• **Input material**
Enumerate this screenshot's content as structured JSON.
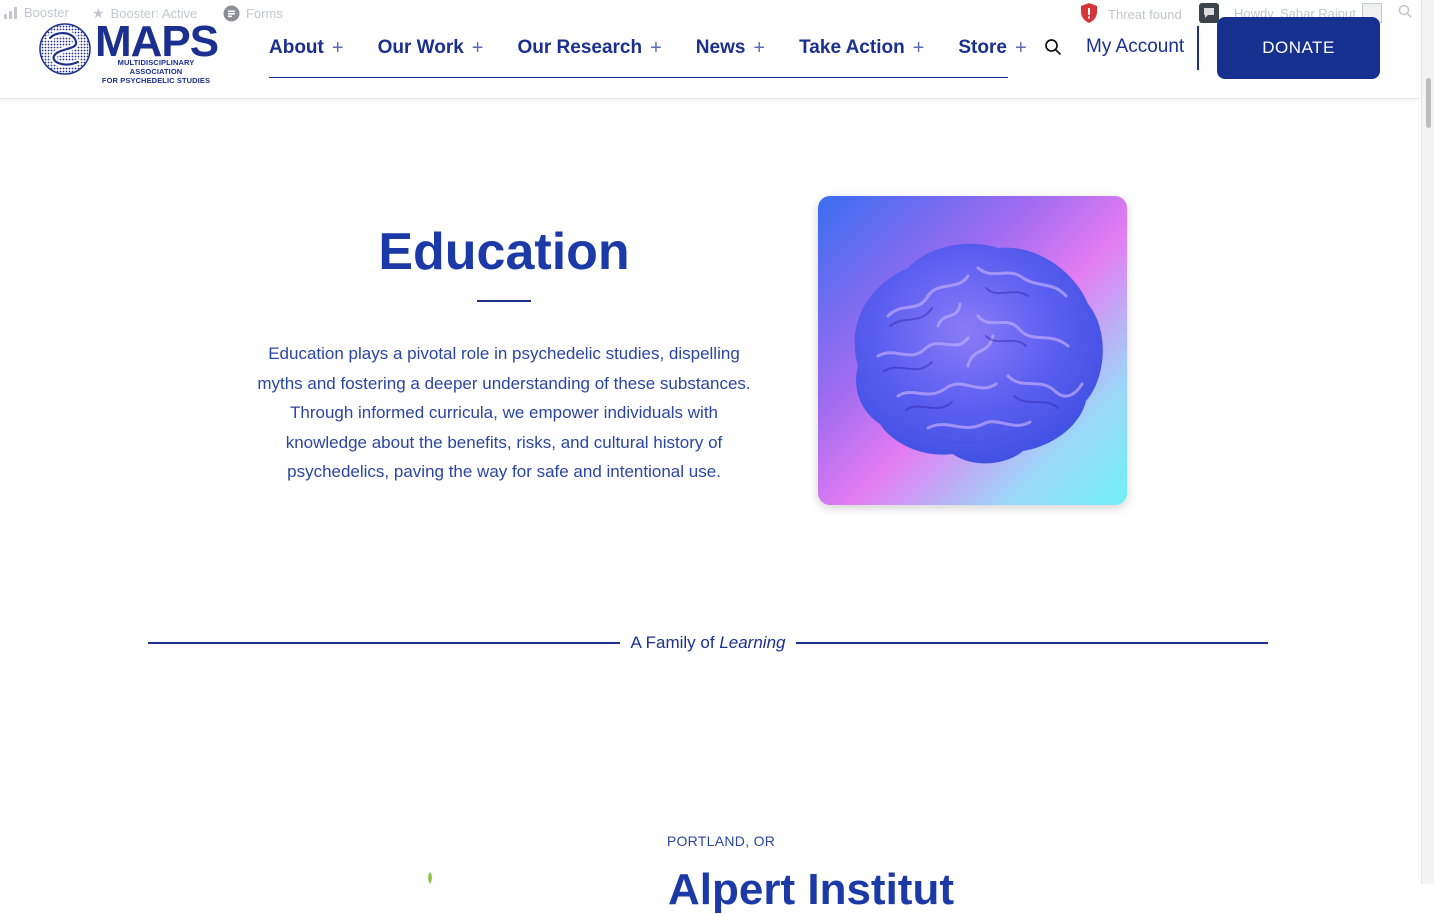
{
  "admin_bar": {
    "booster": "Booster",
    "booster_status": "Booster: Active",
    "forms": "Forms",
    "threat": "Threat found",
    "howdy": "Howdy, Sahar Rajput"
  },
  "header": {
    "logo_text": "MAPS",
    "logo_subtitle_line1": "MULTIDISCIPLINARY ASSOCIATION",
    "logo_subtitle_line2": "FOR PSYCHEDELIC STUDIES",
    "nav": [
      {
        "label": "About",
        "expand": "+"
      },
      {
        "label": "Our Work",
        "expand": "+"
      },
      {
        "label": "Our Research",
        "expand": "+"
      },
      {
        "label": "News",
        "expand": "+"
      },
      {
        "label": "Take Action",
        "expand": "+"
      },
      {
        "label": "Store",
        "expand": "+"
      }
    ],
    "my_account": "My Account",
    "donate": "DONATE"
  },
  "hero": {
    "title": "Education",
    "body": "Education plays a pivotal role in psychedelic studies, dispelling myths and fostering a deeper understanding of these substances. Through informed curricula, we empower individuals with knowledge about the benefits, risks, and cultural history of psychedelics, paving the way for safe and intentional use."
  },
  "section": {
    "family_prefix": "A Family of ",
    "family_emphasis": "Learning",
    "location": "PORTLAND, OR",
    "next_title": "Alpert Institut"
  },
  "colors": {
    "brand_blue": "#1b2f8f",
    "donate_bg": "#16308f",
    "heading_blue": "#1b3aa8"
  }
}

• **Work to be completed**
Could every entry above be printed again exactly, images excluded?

• **Response area**
Enumerate this screenshot's content as structured JSON.
{
  "admin_bar": {
    "booster": "Booster",
    "booster_status": "Booster: Active",
    "forms": "Forms",
    "threat": "Threat found",
    "howdy": "Howdy, Sahar Rajput"
  },
  "header": {
    "logo_text": "MAPS",
    "logo_subtitle_line1": "MULTIDISCIPLINARY ASSOCIATION",
    "logo_subtitle_line2": "FOR PSYCHEDELIC STUDIES",
    "nav": [
      {
        "label": "About",
        "expand": "+"
      },
      {
        "label": "Our Work",
        "expand": "+"
      },
      {
        "label": "Our Research",
        "expand": "+"
      },
      {
        "label": "News",
        "expand": "+"
      },
      {
        "label": "Take Action",
        "expand": "+"
      },
      {
        "label": "Store",
        "expand": "+"
      }
    ],
    "my_account": "My Account",
    "donate": "DONATE"
  },
  "hero": {
    "title": "Education",
    "body": "Education plays a pivotal role in psychedelic studies, dispelling myths and fostering a deeper understanding of these substances. Through informed curricula, we empower individuals with knowledge about the benefits, risks, and cultural history of psychedelics, paving the way for safe and intentional use."
  },
  "section": {
    "family_prefix": "A Family of ",
    "family_emphasis": "Learning",
    "location": "PORTLAND, OR",
    "next_title": "Alpert Institut"
  },
  "colors": {
    "brand_blue": "#1b2f8f",
    "donate_bg": "#16308f",
    "heading_blue": "#1b3aa8"
  }
}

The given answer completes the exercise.